I’ve been active politically for my entire adult life. I have voted in every Presidential election, usually for the Democratic candidate, and always for a candidate who reflected my hopes and aspirations for the country. Clinton in 1996. Nader in 2000 (in California, for what it’s worth). Kerry in 2004. Obama twice, and finally, in 2016, for Hillary Clinton.
Yet despite, or in part because of my strongly left-leaning political opinions, I have never been a member of the Democratic Party.
That changed today. I filed my change of voter registration with the Commonwealth of Massachusetts a few minutes ago. For the first time in my life, I’m a Democrat.
I was, like so many Americans, utterly devastated not only by the election of Donald Trump, but by every disgusting, repugnant strike against moral and civil decency he exhibited along the way this past 16 months. Trump’s election strikes fear into the core of my being, causing me to question basic assumptions about the safety of myself, my family, and fellow citizens.

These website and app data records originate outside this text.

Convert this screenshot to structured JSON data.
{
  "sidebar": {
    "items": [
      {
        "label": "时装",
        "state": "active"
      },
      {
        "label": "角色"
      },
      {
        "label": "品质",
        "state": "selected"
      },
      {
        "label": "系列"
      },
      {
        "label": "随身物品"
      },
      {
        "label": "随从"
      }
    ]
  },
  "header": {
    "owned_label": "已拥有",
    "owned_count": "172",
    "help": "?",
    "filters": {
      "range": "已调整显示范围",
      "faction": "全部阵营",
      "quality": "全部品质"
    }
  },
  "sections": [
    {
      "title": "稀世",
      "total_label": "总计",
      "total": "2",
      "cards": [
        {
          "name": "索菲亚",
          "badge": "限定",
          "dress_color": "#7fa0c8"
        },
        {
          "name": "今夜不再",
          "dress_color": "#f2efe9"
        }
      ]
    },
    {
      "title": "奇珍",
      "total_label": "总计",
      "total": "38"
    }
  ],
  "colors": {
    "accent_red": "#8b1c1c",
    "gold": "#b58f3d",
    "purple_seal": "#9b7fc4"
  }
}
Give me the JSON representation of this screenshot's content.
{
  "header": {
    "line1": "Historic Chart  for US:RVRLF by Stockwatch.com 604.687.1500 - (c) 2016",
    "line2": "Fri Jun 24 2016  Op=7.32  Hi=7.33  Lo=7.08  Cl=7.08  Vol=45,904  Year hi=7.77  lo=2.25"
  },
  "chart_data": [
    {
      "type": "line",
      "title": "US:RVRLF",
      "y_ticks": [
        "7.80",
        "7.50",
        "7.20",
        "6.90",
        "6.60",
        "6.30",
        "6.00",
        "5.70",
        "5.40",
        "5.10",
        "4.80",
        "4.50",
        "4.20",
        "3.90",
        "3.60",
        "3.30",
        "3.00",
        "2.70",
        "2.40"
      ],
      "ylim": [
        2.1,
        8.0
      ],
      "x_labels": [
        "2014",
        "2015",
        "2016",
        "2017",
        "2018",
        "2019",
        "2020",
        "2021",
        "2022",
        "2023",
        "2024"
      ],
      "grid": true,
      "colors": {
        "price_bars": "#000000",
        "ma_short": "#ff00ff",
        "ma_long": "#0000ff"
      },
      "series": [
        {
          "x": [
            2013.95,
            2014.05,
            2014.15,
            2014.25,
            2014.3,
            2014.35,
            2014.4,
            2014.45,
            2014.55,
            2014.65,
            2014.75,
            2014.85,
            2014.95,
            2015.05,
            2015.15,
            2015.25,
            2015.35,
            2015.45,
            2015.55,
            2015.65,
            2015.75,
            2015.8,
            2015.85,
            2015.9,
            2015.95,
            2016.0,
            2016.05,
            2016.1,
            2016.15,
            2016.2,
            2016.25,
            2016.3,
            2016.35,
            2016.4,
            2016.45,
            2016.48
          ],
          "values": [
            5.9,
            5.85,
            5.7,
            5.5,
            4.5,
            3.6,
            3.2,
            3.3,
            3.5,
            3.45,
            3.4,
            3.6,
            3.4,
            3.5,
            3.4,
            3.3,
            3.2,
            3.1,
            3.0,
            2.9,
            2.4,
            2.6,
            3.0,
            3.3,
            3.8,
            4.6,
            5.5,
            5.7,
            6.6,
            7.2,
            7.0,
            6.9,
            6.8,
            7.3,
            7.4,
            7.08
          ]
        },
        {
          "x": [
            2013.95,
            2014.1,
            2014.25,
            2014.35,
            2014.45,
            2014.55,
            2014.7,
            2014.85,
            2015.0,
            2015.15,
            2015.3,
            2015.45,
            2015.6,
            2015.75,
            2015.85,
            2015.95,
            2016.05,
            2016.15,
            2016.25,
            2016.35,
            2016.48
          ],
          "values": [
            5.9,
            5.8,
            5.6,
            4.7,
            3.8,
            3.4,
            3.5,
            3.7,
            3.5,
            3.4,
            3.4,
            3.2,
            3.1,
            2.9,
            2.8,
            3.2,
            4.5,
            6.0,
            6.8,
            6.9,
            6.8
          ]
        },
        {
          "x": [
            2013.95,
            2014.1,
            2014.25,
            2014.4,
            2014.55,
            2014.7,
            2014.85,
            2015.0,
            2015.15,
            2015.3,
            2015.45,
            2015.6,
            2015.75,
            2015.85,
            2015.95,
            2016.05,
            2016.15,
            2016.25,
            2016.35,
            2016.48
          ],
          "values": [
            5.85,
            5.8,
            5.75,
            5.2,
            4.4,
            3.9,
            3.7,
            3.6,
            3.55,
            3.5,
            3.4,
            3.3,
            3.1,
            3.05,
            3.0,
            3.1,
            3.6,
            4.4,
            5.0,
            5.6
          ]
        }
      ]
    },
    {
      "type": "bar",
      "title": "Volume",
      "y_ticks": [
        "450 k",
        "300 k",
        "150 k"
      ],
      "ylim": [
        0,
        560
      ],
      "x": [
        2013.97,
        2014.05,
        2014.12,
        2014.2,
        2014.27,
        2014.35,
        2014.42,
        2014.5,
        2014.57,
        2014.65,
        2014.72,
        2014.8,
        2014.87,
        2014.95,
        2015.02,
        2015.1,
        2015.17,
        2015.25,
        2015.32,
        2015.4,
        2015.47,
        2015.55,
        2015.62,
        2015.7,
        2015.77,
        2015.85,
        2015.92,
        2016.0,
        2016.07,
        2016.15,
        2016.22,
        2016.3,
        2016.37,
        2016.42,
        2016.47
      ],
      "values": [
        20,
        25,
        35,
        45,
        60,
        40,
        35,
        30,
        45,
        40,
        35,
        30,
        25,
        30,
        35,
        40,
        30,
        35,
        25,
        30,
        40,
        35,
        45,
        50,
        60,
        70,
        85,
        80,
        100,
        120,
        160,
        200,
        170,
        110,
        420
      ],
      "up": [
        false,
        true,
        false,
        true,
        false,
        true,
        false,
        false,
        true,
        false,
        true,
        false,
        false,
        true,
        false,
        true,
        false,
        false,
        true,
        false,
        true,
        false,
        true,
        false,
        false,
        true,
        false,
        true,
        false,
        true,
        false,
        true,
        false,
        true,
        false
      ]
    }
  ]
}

In the aftermath of his election I struggled to find optimism or meaning in anything. My mind raced to the inevitable worst possible conclusions. Among the consequences I’ve imagined, and in fact dwelled on longer than is healthy, are that we will engage in nuclear war, that we will become a police state, that myself and my family will be persecuted for refusing to support him. I indulged these worries, all the while feeling guilty that my concerns were ultimately selfish, and could not compare to the risks his presidency poses for example to women, religious and ethnic minorities, or members of the LGBTQ community.
In short: I was petrified and hopeless, resigned to allow the fate of our country to be worked out by people in power. “Hopefully the Democrats can do something about this,” I thought.
Today I am embracing optimism for the first time since I sat down to watch election returns on Tuesday evening. Will Trump’s presidency have unthinkable consequences? Is his election a challenge to the very moral fabric of our country? Is it the single worst political event that has ever happened to us? To be honest, I’m not as educated on American history as I wish I were, but I think it very well may be. Still, there is no merit to standing still or rolling over while he drags the nation through the sewage wasteland of his self-gratifying victory lap. I am determined to fight the Trump Presidency, and to remain enthusiastic about that, I need to relocate my lost optimism.
The upcoming event that inspires most hope is the 2018 mid-term election. Mid-term elections are generally considered to be beneficial for the party opposed to the President, and Democrats will find opposition against Trump to be rampant in this country at that time. I believe Trump will motivate liberal voters to put Democrats back in control of at least the Senate, possibly the House as well, and by much greater margins than they would have given another Republican President. Trump is the worst possible choice for President, but the best possible marketing tool for Democrats drumming up support for those races.
Another bit of forced optimism is that Hillary’s defeat, while heartbreaking, will force an internal restructuring of the Democratic party. The lower-than-expected turnout among Democrats, combined with the apparent phenomenon of many Obama voters opting this time to vote for Trump instead, reveals that the Democratic party has lost sight of its natural base. There are far too many “if only” scenarios when looking back at this race, and I won’t begin to claim to understand how things might have worked out if Clinton had not been the Democratic candidate. I will claim, however, that the political priorities of Elizabeth Warren and Bernie Sanders resonate with a huge swath of Democratic, or would-be Democratic voters, whose enthusiasm was missing in the 2016 general election, and whose enthusiasm must be rekindled and activated for 2018 and beyond.
That’s why I’m becoming a Democrat. Because the country that I love, and whose deepest values I hold sacred, is threatened both culturally and politically by an alliance of movements that strike at my moral core. The Democratic Party is the single organization most prepared to take on this threat and dispatch it. Until today, I had no authority to take pride in, or to be ashamed of the values of the Democratic Party. I celebrated their gains, and bemoaned their losses, but it wasn’t really my place to speak of how the party should be structured. Now it is, and I’m going to work where I can to ensure that it does reflect my values. And that it … I mean we, do everything possible to ultimately defeat Trump, and everything he stands for. For this country, for my kids, for my family, and for yours. Donald Trump, you’ve messed with the wrong country.